Explore the Night Sky on an Astronomy Tour
Broken Hill is ideal for stargazing because of its clear skies and minimal light pollution. An evening with the Outback Astronomy team is a fantastic opportunity to understand better what you see. The sights you’ll view may vary according to the season so that you can repeat this activity.
The experience includes commentary delivered through a portable mp3 player and uses telescopes, binoculars, and the human eye. Depending on what’s happening in the heavens, many occurrences take place.
Is It Worth Visiting Broken Hill?
From beautiful ponds and lakes to magnificent flat-topped mountains and sparkling gibber desert plains, Broken Hill provides an incredible variety of unique landscapes to discover and explore. For decades, filmmakers and painters have been drawn to this location to capture its unique qualities due to the brilliant colours and ideal lighting.
What Is Broken Hill Best Known For?
The colonial era at Broken Hill, Australia’s oldest mining town, began in the 1880s. The Line of Lode Miner’s Memorial honours the life and work of the more than 800 miners who perished here, rising high above the surrounding area. This impressive monument offers a commanding vantage point of the city.

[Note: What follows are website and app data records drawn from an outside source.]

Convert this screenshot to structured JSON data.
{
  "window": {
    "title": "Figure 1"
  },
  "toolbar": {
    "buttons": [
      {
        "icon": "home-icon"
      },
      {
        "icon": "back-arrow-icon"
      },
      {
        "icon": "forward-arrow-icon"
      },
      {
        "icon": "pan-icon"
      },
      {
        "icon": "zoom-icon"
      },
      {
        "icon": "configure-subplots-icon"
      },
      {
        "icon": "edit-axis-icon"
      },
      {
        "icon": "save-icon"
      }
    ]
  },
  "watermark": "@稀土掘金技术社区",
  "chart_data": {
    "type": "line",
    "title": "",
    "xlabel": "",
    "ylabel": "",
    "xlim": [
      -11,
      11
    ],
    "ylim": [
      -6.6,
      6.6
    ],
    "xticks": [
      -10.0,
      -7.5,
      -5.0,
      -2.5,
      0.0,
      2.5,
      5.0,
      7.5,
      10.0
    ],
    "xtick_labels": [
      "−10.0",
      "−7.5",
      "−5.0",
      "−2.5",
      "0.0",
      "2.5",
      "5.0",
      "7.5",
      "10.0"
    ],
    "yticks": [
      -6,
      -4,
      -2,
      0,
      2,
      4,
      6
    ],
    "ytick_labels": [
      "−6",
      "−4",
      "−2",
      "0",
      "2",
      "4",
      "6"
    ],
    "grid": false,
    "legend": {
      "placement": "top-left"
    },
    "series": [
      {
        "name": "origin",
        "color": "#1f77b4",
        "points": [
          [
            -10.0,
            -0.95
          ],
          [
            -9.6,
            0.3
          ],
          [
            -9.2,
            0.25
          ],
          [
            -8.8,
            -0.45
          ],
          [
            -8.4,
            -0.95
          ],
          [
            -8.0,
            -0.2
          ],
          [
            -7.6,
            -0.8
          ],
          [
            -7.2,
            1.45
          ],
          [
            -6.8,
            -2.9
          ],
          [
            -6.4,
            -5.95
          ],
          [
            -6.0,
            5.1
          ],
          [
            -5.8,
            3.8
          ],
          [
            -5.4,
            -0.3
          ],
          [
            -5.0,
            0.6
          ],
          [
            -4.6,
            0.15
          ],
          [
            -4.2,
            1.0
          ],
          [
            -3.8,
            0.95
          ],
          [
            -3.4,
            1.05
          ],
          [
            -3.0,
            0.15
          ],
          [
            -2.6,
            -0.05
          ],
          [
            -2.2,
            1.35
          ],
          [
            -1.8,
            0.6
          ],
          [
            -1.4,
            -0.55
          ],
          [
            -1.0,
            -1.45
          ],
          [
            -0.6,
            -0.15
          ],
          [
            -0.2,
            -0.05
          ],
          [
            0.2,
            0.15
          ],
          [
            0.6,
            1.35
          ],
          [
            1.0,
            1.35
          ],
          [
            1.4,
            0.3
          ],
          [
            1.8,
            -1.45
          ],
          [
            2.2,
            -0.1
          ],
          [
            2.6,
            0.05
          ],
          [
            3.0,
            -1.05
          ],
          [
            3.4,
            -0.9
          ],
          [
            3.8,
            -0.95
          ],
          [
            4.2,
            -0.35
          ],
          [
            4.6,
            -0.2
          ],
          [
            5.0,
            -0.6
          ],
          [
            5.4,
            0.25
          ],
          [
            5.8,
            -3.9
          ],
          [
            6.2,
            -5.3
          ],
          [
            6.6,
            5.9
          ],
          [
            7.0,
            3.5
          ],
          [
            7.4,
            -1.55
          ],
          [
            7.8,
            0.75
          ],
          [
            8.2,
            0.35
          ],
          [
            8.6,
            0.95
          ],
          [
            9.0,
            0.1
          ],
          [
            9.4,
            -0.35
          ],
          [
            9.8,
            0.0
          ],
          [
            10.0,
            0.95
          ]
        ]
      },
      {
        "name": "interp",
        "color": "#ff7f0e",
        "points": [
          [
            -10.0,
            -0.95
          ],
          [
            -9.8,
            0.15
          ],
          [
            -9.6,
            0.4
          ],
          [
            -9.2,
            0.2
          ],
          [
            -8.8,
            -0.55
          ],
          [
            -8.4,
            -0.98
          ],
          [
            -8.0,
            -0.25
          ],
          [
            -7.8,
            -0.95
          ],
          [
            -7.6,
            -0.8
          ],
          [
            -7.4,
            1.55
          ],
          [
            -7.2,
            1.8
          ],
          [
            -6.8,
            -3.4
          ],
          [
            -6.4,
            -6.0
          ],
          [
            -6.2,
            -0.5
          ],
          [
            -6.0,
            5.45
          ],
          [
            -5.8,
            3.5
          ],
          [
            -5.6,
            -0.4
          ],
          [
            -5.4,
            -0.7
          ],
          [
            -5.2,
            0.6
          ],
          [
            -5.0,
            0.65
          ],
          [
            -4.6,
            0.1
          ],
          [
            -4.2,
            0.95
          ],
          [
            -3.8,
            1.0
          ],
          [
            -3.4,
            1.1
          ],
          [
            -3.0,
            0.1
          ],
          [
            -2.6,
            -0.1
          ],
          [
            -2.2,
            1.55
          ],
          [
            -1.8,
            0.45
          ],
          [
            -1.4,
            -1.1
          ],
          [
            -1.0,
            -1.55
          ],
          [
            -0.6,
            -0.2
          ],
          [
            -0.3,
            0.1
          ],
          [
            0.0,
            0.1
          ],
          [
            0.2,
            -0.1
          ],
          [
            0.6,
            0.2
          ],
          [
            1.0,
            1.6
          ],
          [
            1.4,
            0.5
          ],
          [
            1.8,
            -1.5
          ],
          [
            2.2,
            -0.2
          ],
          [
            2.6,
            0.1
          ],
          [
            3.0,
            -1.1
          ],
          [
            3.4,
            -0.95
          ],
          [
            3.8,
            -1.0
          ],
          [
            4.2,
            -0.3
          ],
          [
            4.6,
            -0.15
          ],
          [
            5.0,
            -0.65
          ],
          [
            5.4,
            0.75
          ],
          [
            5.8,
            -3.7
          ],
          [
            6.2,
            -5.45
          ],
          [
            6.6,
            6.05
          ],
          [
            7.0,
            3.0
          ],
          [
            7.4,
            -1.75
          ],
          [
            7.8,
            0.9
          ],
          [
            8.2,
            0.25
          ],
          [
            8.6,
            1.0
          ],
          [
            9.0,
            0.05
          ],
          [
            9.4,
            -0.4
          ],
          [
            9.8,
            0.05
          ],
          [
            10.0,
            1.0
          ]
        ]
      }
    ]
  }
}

How Long Should You Plan To Stay In Broken Hill?
Explore one of the many art galleries before quickly stopping at the intriguing Palace Hotel. Enjoy sunset at the Living Desert and Sculpture Symposium to cap off an inspiring day. Broken Hill deserves at least two days and possibly longer as a destination.
Why Is Broken Hill Priced So Low?
Prices at Broken Hill are so low because the underlying land value is so low; there are no rivers or beaches here to increase the deal, according to Mr Wren. He acknowledged that the bargain home was “no Taj Mahal” and would require about $15,000 to make it suitable for renting.
When Should I Go To Broken Hill?
In October and November, Broken Hill is at its most attractive. Although you may enjoy this arid town year-round, Broken Hill’s weather is generally at its best in the winter. In Broken Hill, temperatures can get as high as 38 degrees Celsius or 100 degrees Fahrenheit.
Broken Hill is a typical outback town with large country pubs on spacious street corners and azure skies overhead. Its appearance embodies all the qualities that make the city unique, from its history and culture to the friendly reception that residents extend to all guests.
So, if you are planning a trip and want to discover all the most remarkable things to do in Broken Hill, read the above article. You can gather the necessary information about your trip. Filmmakers and artists have been drawn to this environment to capture its unique nature because of its bright earth tones and ethereal light.